__What is being asked__
Collect each line of the records containing the string "suka".

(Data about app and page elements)
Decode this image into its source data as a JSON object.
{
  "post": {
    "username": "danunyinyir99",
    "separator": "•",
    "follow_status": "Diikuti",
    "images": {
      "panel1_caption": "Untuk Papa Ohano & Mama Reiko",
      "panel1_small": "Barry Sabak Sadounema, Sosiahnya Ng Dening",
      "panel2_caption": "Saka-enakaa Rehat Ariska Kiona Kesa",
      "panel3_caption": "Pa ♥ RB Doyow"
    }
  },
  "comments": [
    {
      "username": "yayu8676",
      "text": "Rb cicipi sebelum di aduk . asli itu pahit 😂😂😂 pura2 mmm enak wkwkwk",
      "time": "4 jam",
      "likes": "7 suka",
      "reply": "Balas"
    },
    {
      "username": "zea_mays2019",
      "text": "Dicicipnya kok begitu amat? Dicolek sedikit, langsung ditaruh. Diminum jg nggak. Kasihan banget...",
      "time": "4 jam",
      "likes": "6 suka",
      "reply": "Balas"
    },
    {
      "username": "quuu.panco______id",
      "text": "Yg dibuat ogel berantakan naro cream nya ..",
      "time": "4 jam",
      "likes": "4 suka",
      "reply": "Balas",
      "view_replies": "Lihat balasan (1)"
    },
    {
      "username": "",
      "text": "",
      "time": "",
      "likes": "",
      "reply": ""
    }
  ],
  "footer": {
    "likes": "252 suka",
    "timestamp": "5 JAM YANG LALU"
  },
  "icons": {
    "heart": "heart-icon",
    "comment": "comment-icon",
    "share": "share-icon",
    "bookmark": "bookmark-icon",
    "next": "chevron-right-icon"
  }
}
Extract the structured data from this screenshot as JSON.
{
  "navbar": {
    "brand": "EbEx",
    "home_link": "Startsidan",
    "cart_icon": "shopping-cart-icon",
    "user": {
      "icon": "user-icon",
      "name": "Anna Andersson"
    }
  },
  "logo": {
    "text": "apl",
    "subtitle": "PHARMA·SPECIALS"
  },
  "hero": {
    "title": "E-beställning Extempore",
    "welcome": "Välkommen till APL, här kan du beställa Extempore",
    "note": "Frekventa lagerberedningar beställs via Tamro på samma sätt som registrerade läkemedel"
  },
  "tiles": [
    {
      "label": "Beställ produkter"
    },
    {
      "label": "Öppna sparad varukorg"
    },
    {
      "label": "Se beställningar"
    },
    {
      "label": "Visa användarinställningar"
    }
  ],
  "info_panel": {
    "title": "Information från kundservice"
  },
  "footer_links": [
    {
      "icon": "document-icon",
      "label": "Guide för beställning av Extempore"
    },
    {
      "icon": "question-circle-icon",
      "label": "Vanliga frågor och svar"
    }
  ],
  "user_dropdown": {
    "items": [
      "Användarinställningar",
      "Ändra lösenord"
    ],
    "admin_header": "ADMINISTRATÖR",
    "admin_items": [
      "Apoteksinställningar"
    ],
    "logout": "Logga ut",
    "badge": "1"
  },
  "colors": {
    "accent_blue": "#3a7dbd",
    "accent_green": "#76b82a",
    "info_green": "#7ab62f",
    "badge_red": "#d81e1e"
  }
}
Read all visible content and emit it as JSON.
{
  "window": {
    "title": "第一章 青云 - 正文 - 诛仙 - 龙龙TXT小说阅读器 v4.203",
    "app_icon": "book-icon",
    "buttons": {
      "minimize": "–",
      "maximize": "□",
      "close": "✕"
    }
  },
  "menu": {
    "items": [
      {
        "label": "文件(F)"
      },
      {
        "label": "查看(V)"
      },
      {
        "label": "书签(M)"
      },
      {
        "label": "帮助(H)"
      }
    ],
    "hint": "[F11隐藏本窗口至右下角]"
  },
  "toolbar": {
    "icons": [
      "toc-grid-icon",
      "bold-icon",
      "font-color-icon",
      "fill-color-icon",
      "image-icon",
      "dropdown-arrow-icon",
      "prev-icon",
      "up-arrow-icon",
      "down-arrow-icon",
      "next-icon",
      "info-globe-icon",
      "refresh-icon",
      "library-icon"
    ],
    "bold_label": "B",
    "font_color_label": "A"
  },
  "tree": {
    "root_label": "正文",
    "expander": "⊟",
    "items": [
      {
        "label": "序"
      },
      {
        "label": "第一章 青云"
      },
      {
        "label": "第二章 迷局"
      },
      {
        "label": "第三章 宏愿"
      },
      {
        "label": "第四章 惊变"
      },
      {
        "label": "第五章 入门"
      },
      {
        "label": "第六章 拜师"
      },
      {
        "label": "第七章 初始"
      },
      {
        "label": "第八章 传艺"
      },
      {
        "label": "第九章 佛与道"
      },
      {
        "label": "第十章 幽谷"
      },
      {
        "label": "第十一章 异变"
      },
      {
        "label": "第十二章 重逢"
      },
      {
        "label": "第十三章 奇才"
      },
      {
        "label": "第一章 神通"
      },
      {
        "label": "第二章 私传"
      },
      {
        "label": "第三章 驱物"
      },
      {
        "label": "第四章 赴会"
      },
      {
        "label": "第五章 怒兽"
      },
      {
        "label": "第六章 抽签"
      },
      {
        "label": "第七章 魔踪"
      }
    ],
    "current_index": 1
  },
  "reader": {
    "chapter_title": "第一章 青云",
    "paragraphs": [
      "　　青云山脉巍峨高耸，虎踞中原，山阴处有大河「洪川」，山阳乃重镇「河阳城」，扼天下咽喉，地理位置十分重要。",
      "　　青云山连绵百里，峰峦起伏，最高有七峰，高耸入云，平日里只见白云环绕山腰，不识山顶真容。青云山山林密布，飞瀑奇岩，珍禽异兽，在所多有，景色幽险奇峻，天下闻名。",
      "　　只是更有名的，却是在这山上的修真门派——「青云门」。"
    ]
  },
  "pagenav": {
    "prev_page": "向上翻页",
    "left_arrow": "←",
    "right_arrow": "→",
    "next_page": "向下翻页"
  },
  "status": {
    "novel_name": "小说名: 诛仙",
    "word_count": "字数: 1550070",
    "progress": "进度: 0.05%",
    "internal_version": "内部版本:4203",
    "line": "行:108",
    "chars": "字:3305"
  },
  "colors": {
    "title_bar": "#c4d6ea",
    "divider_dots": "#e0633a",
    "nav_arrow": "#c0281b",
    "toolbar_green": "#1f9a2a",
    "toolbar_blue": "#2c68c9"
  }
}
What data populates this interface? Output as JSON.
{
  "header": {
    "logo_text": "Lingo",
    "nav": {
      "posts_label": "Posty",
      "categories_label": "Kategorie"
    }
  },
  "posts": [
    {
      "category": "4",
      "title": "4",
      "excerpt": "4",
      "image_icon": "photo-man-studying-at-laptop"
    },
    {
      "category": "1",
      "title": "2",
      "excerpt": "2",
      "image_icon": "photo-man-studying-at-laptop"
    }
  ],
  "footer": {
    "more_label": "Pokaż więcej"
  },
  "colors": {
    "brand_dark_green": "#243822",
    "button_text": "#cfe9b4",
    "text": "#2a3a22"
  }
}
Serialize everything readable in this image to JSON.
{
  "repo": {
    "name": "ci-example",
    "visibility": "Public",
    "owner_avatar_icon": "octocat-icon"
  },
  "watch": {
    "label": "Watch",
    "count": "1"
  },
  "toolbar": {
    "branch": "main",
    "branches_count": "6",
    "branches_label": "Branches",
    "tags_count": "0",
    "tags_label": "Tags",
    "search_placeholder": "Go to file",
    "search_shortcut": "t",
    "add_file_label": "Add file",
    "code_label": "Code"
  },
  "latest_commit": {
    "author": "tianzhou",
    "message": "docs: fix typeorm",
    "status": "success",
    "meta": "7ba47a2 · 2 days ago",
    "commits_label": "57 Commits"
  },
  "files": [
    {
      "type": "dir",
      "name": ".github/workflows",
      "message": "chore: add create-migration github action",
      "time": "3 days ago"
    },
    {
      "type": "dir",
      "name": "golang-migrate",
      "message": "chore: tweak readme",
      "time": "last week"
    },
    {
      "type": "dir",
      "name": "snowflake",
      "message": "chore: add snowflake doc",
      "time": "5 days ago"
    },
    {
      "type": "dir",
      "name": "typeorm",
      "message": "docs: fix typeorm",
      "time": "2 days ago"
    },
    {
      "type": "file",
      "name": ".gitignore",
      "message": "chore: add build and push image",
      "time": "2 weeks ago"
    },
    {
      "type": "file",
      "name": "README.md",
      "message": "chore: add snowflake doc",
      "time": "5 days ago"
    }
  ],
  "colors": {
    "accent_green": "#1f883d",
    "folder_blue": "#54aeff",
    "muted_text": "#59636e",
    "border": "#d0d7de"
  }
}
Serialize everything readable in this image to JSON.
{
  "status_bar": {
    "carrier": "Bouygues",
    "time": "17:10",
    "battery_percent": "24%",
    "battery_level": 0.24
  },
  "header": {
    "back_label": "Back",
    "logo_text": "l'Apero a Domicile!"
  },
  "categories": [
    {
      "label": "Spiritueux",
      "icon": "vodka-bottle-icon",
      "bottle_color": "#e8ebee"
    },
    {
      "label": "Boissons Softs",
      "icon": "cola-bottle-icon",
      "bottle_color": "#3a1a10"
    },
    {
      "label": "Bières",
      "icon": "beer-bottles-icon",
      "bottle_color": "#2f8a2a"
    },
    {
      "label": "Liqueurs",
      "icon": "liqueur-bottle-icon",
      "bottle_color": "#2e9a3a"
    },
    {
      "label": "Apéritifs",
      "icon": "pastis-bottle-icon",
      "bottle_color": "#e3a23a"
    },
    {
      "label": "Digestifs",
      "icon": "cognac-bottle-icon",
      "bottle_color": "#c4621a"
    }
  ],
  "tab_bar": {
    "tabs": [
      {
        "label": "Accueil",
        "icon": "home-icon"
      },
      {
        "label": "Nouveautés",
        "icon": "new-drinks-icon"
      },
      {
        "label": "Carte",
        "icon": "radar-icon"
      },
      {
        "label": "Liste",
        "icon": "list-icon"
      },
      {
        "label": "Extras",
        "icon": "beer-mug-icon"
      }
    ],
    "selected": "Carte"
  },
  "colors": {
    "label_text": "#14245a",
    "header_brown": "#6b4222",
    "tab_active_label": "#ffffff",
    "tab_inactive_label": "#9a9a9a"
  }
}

__Result__
      "likes": "7 suka",
      "likes": "6 suka",
      "likes": "4 suka",
    "likes": "252 suka",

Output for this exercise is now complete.